Giddy at the prospect of a budget surplus this year, the White House is reverting to form -- spewing new spending proposals at the rate of one per day. In a variant of Jane Austen's famous observation about single men, the Democratic Party believes that it is a truth universally acknowledged that taxes collected in excess of need require more federal programs.

Two years ago, the nation was fairly well convinced that the Medicare program was in serious trouble. Since its inception, the program's costs have far outstripped even the most pessimistic predictions. Medicare was designed at a time in our history when most people died in their late '60s or early '70s. Today, people are living longer and putting more and more strain on the program.

Medicare now provides benefits to 40 million elderly and disabled Americans. When the 75 million baby boomers begin to retire in 10 years, the cost of providing the kind of care we now offer to the elderly will be unsustainable.

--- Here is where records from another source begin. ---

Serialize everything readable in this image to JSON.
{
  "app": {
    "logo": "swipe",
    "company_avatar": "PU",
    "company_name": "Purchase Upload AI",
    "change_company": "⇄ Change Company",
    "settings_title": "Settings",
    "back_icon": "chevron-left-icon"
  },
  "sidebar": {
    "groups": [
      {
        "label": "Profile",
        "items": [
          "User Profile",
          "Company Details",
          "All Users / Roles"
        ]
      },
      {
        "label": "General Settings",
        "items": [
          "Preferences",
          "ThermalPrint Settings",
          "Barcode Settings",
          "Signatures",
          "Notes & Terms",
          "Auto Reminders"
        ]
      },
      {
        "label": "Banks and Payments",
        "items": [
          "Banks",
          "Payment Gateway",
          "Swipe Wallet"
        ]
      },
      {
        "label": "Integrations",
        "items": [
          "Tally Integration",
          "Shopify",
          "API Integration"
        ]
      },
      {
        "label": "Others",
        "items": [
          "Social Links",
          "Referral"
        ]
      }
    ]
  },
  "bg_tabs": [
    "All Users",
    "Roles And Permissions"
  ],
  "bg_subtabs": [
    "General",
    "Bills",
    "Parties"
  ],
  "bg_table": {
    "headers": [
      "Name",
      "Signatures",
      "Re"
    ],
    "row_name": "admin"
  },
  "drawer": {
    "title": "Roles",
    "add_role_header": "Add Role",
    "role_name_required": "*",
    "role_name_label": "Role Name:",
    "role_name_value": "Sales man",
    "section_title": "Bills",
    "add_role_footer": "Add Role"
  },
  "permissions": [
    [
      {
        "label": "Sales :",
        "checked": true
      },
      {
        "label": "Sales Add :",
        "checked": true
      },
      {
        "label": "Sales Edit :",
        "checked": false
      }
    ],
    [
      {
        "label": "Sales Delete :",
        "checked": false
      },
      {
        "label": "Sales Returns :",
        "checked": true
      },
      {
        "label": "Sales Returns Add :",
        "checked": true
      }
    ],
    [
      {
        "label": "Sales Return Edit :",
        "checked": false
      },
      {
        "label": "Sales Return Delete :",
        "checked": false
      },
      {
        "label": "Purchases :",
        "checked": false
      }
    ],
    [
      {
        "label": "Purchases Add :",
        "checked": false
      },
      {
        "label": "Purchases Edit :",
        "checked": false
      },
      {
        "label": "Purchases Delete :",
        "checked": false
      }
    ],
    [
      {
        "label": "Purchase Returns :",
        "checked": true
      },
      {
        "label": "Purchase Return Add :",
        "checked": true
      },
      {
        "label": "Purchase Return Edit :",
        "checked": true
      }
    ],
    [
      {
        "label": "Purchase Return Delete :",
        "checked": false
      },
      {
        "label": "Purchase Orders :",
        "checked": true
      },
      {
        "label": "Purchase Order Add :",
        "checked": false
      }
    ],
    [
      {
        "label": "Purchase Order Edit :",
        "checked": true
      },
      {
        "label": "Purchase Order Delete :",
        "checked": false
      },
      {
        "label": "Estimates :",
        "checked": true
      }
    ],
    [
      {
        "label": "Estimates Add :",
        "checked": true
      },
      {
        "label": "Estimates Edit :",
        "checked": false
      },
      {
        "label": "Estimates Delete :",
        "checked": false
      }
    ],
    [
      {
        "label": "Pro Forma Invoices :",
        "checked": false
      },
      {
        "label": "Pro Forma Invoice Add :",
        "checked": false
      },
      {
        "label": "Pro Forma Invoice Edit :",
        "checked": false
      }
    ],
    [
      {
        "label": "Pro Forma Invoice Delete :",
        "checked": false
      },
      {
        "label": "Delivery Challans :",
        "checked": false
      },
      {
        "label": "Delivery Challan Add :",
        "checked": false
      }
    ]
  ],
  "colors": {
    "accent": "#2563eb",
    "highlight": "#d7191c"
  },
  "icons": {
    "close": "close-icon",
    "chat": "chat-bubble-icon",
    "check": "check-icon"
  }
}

Why? Because there will be too many of them and not enough workers paying into the program to support it.

Some serious and responsible observers have been imagining reforms of the system that will stress increasing the age of eligibility, decreasing the services covered and permitting beneficiaries to invest in Medical Savings Accounts as an alternative to complete dependence on government handouts. A bipartisan commission on Medicare is due to make its recommendations in March of 1999.

But no one could have imagined that the cure for what ails Medicare is to add even more potential beneficiaries. Yet, that is what President Clinton is proposing. Under the president's plan, millions of workers between the ages of 62 and 65, plus 700,000 "dislocated" workers 55 and older, would be eligible to buy into the Medicare program for roughly $300 per month (a premium designed by government, not in response to market rates). As with every other proposed expansion of government's insurance role, there is no thought given to the fact that this will inevitably eliminate all incentives for employers to provide insurance for these people.

Because our money is burning a hole in their pockets, the Clinton administration is also proposing a $2 billion plan to restore food-stamp benefits for legal immigrants -- a program eliminated as part of the 1996 welfare reform package.

As retrograde as the Medicare and food-stamp proposals may be -- and Republican sources on Capitol Hill say they have no chance of passing -- they are not as insidious as the president's proposal to spend $21 billion over five years on day care.

This is an area in which Republicans often buckle. Where children are concerned, they are terrified of appearing unkind. But as Margaret Thatcher once warned George Bush on another matter, "This is no time to go wobbly." Tax credits, block grants and the rest of this typically Clintonian package all add up to one thing: subsidizing parents who put their kids in day care at the expense of those who sacrifice to have one parent stay at home.

This is not a matter of need -- it is a matter of policy. Only a small number of families (usually single-parent) are forced by economic necessity to place their kids in day care. The rest choose it for other reasons. Those who put their kids first tend to earn less than those who put work first. As the Wall Street Journal reports, families in which both parents work earn an average $56,000 annually, while male-breadwinner families earn only an average of $32,000 per year.

Besides, "quality" child care is an illusion and will always be. Paid caretakers will never equal the lavish love of parents, especially mothers. The wholesale contracting out of child-rearing that the Clintons would encourage is exactly the reverse of what the country needs. This proposal almost equals the health care takeover in dangerousness. Let's hope Republicans have the grit to fight it with equal vigor.


1/6/98: "Understandable" Murder and Child Custody
1/2/98: Majoring in Sex
12/30/97: The Spirit of Kwanzaa
12/26/97: Food fights (Games children play)
12/23/97: Does Clinton's race panel listen to facts?
12/19/97: Welcome to the Judgeocracy, where the law school elite overrules majority rule
12/16/97: Do America's Jews support Netanyahu?

©1998, Creators Syndicate, Inc.